**Exercise details**
The answer should be each line from the entries below that has the word "this" in it.

[Extracted data entries]
#####
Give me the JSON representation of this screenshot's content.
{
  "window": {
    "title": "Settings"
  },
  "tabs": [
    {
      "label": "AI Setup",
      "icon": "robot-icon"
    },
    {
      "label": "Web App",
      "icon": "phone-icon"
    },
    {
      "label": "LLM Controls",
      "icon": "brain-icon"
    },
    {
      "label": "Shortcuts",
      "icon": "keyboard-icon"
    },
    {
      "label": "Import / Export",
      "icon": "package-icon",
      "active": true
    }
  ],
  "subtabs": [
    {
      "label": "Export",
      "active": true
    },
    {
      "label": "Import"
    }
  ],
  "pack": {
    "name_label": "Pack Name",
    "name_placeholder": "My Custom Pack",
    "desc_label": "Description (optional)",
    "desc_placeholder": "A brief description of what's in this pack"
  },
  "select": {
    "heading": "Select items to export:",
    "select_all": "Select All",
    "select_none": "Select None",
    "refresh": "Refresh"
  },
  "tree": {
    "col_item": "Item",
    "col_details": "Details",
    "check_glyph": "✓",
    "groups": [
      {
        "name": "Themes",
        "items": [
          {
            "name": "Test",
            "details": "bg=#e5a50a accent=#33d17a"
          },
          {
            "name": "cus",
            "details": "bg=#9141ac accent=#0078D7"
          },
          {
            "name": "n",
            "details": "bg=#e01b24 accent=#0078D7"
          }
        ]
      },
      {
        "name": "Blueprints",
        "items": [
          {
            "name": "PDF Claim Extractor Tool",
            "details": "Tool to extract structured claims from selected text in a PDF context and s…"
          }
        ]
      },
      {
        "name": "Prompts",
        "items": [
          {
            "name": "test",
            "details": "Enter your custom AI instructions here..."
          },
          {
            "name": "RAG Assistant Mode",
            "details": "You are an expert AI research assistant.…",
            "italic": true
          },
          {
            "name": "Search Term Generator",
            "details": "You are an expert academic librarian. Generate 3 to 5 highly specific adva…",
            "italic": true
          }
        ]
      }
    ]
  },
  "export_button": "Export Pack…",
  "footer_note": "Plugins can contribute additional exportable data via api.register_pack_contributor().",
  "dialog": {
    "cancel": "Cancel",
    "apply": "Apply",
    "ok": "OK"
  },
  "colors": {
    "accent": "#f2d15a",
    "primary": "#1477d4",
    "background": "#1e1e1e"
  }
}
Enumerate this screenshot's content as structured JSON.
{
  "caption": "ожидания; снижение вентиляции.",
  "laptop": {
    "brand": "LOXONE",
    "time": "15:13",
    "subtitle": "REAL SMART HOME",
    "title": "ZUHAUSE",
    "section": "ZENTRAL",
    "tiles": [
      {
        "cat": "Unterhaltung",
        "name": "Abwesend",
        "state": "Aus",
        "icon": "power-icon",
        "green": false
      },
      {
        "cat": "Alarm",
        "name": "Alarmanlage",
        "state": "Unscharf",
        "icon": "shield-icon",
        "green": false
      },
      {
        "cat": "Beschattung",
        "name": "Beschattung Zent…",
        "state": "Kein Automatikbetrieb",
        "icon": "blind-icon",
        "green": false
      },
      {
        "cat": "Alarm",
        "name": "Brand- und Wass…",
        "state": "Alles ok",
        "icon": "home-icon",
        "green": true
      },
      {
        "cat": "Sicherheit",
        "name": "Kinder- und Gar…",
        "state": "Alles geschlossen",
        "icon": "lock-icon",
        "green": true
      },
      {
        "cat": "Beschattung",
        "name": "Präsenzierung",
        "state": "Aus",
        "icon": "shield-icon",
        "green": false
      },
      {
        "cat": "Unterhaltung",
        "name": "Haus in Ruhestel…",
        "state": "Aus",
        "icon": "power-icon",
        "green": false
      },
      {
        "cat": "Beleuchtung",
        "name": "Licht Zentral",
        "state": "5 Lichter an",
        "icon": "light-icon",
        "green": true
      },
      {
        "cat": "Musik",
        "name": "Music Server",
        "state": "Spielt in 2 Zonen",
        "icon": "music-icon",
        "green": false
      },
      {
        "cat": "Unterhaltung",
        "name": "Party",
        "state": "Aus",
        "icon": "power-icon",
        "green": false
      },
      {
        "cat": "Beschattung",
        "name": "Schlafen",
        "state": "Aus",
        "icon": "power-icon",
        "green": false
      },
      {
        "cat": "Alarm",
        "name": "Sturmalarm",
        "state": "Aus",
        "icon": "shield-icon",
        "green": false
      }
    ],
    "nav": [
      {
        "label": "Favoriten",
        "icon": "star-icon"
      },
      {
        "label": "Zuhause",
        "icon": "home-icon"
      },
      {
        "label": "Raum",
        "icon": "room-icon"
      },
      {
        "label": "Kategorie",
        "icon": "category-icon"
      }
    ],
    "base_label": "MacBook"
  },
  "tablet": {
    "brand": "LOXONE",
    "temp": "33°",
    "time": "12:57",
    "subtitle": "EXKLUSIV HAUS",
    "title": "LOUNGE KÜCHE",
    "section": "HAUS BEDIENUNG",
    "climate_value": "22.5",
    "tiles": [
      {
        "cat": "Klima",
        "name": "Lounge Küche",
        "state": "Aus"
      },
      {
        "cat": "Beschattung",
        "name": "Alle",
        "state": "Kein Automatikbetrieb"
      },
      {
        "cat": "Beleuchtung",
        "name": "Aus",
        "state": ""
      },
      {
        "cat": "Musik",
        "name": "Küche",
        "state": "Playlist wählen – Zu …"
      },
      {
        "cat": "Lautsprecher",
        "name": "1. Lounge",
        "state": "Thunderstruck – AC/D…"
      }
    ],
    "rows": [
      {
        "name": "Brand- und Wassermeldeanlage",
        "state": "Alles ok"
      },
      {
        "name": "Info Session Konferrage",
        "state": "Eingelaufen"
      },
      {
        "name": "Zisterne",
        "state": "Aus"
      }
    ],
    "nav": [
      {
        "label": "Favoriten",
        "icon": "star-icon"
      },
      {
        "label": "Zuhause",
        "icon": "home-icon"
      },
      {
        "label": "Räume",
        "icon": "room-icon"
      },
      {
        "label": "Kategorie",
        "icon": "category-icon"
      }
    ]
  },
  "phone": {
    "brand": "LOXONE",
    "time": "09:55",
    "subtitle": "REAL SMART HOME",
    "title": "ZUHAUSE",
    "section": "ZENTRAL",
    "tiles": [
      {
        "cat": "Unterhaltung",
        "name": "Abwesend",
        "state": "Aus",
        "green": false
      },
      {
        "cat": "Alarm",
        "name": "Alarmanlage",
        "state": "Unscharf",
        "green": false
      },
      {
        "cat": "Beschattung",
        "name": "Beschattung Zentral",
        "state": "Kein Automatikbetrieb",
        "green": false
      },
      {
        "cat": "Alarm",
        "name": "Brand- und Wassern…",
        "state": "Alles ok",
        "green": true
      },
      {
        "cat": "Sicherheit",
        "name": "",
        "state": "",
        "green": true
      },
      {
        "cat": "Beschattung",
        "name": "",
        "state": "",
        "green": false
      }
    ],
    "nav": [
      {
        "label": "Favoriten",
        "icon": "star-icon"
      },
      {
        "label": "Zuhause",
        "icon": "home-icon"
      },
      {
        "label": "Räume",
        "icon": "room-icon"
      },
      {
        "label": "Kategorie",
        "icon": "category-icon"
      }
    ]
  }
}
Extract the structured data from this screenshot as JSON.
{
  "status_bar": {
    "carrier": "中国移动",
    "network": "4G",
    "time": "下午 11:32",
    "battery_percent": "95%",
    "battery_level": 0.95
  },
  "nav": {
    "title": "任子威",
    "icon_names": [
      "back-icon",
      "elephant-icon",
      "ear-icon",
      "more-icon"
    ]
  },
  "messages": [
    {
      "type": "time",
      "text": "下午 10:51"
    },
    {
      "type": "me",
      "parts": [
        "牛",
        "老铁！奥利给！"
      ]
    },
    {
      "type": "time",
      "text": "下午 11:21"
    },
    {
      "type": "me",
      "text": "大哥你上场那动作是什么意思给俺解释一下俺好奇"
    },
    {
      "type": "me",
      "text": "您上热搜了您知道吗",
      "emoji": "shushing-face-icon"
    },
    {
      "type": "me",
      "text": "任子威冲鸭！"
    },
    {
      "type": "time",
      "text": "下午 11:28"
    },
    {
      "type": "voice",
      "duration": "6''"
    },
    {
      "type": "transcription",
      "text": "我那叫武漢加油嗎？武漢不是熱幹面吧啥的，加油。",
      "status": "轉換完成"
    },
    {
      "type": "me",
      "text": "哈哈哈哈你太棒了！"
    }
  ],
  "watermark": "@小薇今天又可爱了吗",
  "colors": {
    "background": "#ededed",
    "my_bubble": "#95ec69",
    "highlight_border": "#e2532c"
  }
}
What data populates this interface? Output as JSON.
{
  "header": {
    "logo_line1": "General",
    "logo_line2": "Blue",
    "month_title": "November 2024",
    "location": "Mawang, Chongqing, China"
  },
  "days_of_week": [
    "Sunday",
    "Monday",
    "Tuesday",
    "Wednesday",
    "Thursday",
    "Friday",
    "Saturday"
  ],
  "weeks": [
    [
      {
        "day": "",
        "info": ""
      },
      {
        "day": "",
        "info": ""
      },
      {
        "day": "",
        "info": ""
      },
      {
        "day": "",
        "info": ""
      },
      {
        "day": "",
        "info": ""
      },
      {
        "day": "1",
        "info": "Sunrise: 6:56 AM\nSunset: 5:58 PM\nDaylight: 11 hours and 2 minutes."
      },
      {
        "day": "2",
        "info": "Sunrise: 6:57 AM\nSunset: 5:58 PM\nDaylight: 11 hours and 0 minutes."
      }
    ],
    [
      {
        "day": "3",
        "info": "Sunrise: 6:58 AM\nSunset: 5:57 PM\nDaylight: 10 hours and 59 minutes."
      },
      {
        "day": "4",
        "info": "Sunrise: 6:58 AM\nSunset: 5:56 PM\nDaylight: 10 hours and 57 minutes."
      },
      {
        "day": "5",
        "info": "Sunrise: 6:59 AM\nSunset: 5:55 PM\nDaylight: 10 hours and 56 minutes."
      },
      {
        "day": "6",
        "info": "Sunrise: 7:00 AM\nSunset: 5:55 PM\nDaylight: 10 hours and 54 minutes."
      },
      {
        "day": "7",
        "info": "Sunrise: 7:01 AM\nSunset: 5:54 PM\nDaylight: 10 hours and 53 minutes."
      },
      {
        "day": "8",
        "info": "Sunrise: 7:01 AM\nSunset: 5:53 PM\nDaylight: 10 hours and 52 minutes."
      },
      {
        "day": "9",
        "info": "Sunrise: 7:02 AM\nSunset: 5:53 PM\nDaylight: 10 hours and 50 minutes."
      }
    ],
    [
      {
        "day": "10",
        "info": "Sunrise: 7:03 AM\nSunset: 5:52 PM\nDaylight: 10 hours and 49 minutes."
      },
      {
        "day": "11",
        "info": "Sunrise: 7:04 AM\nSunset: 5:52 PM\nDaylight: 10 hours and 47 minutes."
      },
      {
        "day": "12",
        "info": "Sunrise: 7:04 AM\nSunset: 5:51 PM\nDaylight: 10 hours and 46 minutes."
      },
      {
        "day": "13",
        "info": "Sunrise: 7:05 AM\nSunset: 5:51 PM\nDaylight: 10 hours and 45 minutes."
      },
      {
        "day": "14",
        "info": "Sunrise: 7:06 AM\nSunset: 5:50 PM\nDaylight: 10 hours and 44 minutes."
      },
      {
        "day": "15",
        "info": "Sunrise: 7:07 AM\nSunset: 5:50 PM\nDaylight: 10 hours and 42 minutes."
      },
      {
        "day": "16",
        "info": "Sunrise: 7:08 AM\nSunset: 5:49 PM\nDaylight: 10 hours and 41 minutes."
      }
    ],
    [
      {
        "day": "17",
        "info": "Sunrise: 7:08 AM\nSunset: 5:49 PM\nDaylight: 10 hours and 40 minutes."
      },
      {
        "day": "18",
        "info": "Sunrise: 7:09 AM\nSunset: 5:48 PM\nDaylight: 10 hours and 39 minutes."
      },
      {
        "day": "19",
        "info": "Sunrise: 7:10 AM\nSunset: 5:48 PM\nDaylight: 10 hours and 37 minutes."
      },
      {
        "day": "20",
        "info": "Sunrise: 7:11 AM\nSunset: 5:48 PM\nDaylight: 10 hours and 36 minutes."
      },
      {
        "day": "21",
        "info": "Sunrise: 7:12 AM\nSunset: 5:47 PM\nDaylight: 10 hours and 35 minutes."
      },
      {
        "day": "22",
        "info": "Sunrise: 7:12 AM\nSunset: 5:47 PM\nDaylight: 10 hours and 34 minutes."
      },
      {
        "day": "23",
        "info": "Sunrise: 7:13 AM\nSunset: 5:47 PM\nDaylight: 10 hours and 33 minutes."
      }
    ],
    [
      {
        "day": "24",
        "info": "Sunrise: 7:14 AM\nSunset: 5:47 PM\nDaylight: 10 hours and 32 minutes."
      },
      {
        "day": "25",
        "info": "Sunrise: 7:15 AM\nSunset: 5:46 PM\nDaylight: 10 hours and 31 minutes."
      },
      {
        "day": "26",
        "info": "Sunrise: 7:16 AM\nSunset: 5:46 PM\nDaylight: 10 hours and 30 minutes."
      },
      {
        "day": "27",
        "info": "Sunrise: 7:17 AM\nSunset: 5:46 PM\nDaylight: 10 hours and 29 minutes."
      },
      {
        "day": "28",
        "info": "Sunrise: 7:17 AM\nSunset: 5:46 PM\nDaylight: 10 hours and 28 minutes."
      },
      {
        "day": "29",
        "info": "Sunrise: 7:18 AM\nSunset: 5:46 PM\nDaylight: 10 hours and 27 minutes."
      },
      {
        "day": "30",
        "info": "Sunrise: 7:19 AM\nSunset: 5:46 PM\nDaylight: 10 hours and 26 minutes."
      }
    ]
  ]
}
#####
**Response**
Give me the JSON representation of this screenshot's content.
    "desc_placeholder": "A brief description of what's in this pack"
Enumerate this screenshot's content as structured JSON.
Extract the structured data from this screenshot as JSON.
What data populates this interface? Output as JSON.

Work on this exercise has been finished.